The setting of your story, or the “place,” is a critical element of your story. Too often I’ve thought about a story, and figured that, oh, it takes place in a suburb. But there are many mistakes in this assumption. First, it assumes the reader is familiar with suburbs. Other countries may not have the same social constructs that we have in the states. Not only that, but what kind of suburb? Suburbs can range in climate, wealth, features. A suburb with a nearby college will be different than one just outside of a big city, and it will be different again than one centered around a ski slope or beach town. There are all types of suburbs, and we do our story an injustice when we give the reader no concrete details about where the characters are located.
1. Place is a character, but not always a major one.
While place is important, certain places are going to be more significant than others in your story. And, I would say that the place is not always a major character, but it certainly can be. Think about the difference between Hogwarts, where the school was a major character, versus the school in Eleanor & Park. Can you even think of the school in E & P? It wasn’t that important. But the school bus, on the other hand, was. Though the characters likely spent more time in the school building than on the bus, the bus was where the characters came together and so, it was where the action happened. No matter how major each place is in your story, don’t forget that it’s important and you should give it the same attention you would a character.
2. Places can have arcs, too.

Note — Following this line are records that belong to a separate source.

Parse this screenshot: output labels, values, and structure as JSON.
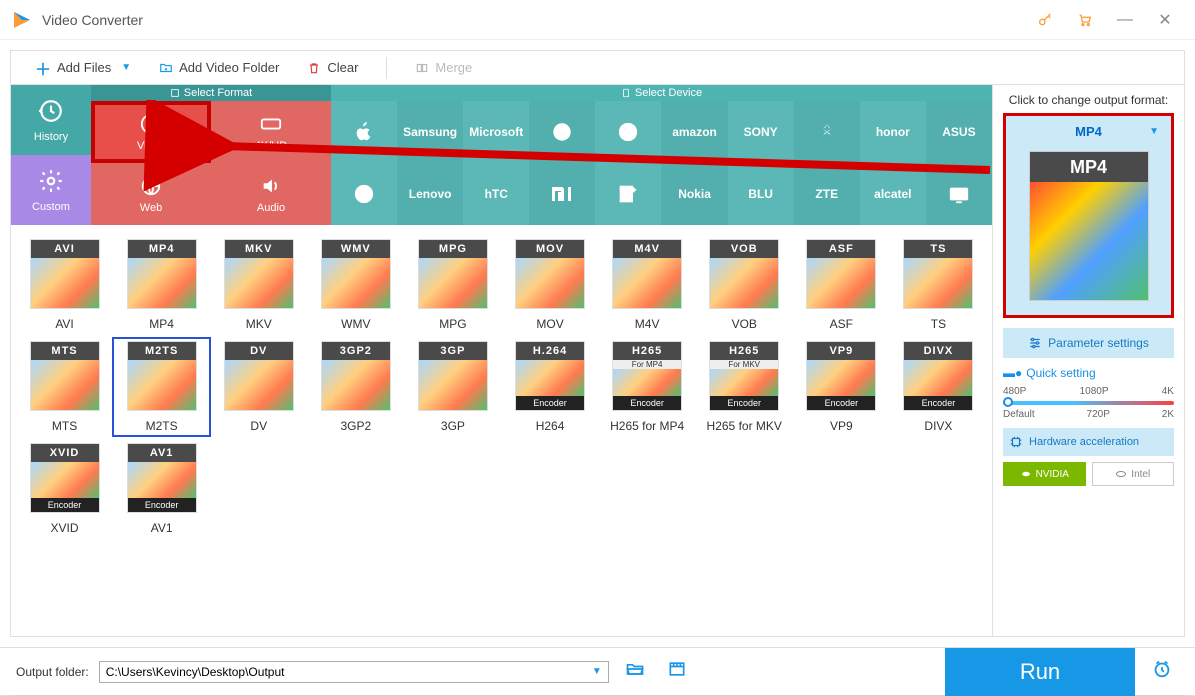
{
  "titlebar": {
    "title": "Video Converter"
  },
  "toolbar": {
    "addFiles": "Add Files",
    "addFolder": "Add Video Folder",
    "clear": "Clear",
    "merge": "Merge"
  },
  "side": {
    "history": "History",
    "custom": "Custom"
  },
  "catHeaders": {
    "format": "Select Format",
    "device": "Select Device"
  },
  "categories": {
    "video": "Video",
    "fourkhd": "4K/HD",
    "web": "Web",
    "audio": "Audio"
  },
  "brandsRow1": [
    "Apple",
    "Samsung",
    "Microsoft",
    "Google",
    "LG",
    "amazon",
    "SONY",
    "Huawei",
    "honor",
    "ASUS"
  ],
  "brandsRow2": [
    "Motorola",
    "Lenovo",
    "hTC",
    "Xiaomi",
    "OnePlus",
    "Nokia",
    "BLU",
    "ZTE",
    "alcatel",
    "TV"
  ],
  "formats": [
    {
      "code": "AVI",
      "label": "AVI"
    },
    {
      "code": "MP4",
      "label": "MP4"
    },
    {
      "code": "MKV",
      "label": "MKV"
    },
    {
      "code": "WMV",
      "label": "WMV"
    },
    {
      "code": "MPG",
      "label": "MPG"
    },
    {
      "code": "MOV",
      "label": "MOV"
    },
    {
      "code": "M4V",
      "label": "M4V"
    },
    {
      "code": "VOB",
      "label": "VOB"
    },
    {
      "code": "ASF",
      "label": "ASF"
    },
    {
      "code": "TS",
      "label": "TS"
    },
    {
      "code": "MTS",
      "label": "MTS"
    },
    {
      "code": "M2TS",
      "label": "M2TS",
      "selected": true
    },
    {
      "code": "DV",
      "label": "DV"
    },
    {
      "code": "3GP2",
      "label": "3GP2"
    },
    {
      "code": "3GP",
      "label": "3GP"
    },
    {
      "code": "H.264",
      "label": "H264",
      "badge": "Encoder"
    },
    {
      "code": "H265",
      "label": "H265 for MP4",
      "sub": "For MP4",
      "badge": "Encoder"
    },
    {
      "code": "H265",
      "label": "H265 for MKV",
      "sub": "For MKV",
      "badge": "Encoder"
    },
    {
      "code": "VP9",
      "label": "VP9",
      "badge": "Encoder"
    },
    {
      "code": "DIVX",
      "label": "DIVX",
      "badge": "Encoder"
    },
    {
      "code": "XVID",
      "label": "XVID",
      "badge": "Encoder"
    },
    {
      "code": "AV1",
      "label": "AV1",
      "badge": "Encoder"
    }
  ],
  "right": {
    "title": "Click to change output format:",
    "currentFormat": "MP4",
    "paramBtn": "Parameter settings",
    "quickHead": "Quick setting",
    "ticksTop": [
      "480P",
      "1080P",
      "4K"
    ],
    "ticksBot": [
      "Default",
      "720P",
      "2K"
    ],
    "hardAcc": "Hardware acceleration",
    "nvidia": "NVIDIA",
    "intel": "Intel"
  },
  "bottom": {
    "label": "Output folder:",
    "path": "C:\\Users\\Kevincy\\Desktop\\Output",
    "run": "Run"
  }
}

The place itself may change. Think of the garden in The Secret Garden, how it went from frozen and overrun with weeds to full bloom. Not all places may change in your story, but the sense of the place will change, as well as how your characters react to it. Is home a safe place? Maybe it is until a burglary happens. That one bench under that one tree in that one park where your characters first professed their love to each? Well, how does that place look once they’ve broken up? Places and our opinions of them change all the time.
3. The borders of your places should be clear.
And by that I mean that places in your story have borders. What are those borders? Is a high school student limited to where the school bus or mom or dad takes them? That’s going to change where your character can go. Is a woman running from the police and needs to hide in public? Is your character sick and stuck in bed, being cared for by family? Or is your character wildly rich with a fleet of private jets and drivers? Maybe the world feels limitless to the wealthy businesswoman, but where are her boundaries in the places she wants to go or has the most power?
4. Safety changes with borders.
Think about which places in your story are safe and which are not and at what point they shift. Home is safe for many people, but is standing in the middle of the street that house is on still safe? A dark alley may be unsafe, but what happens when the character movies into the light and the busyness of a crowded street? Maybe it’s more about the person who affects the place. A back room at work may feel safe until a certain person arrives. The place has now changed to an unsafe place because of who’s in it. Borders can close in or expand and every time something or someone reaches one of those borders, things are going to change for better or worse.
5. Places can be plot points, but they should feel natural.
Coincidences happen. You run into someone you haven’t seen for years at the grocery store and find out they just married your second cousin’s best friend. That’s a natural coincidence if both people live or work near the area and frequent the grocery store. But when your character goes out of town and runs into that same long-ago friend who is also out of town, it may be coincidental, but it feels a lot more contrived. Your story will be more believable if your places are believable, too.
6. All actions have consequences—even for places.
Whether good or bad, all actions have consequences, but that isn’t limited to people. There is a bad hurricane. What’s the consequence for the home of your main character? Maybe it’s that a tree fell on it. Or maybe it’s the only house left standing, thereby proving the builder to be of higher quality, or your character to have better luck. When it’s light out, your place will have different consequences to the sun’s action than when it’s dark. Don’t forget to include these details and think about how your characters and how your world affects your places with their actions.
7. The combination of time, place, and consequence can make or break your tension.
It’s often not a character being in a certain place that causes a story to happen. It’s the character being in a certain place at a certain time in a certain circumstance that creates the most interest. If your character goes to work, it’s not that interesting in most cases. But if he goes to his office at night when everyone’s gone and he goes there with a video camera, there’s a very different intention there. And what happens if he runs into some while he’s there? Now you’re starting to add interest to the simple action of your character going to work. Look at how each of these elements fit together and work them to create tension, suspense, and conflict.
What are the some of the best or worst places that you’ve experienced in books?